Every line of the material must be reproduced exactly.

'''

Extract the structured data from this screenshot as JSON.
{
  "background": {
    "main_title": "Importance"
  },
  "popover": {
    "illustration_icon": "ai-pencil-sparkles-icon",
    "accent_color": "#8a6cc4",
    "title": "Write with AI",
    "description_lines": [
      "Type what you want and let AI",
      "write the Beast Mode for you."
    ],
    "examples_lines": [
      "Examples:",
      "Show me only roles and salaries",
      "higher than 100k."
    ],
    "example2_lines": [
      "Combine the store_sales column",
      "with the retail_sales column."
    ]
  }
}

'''

▸ Task solution
Extract the structured data from this screenshot as JSON.
{
  "background": {
    "main_title": "Importance"
  },
  "popover": {
    "illustration_icon": "ai-pencil-sparkles-icon",
    "accent_color": "#8a6cc4",
    "title": "Write with AI",
    "description_lines": [
      "Type what you want and let AI",
      "write the Beast Mode for you."
    ],
    "examples_lines": [
      "Examples:",
      "Show me only roles and salaries",
      "higher than 100k."
    ],
    "example2_lines": [
      "Combine the store_sales column",
      "with the retail_sales column."
    ]
  }
}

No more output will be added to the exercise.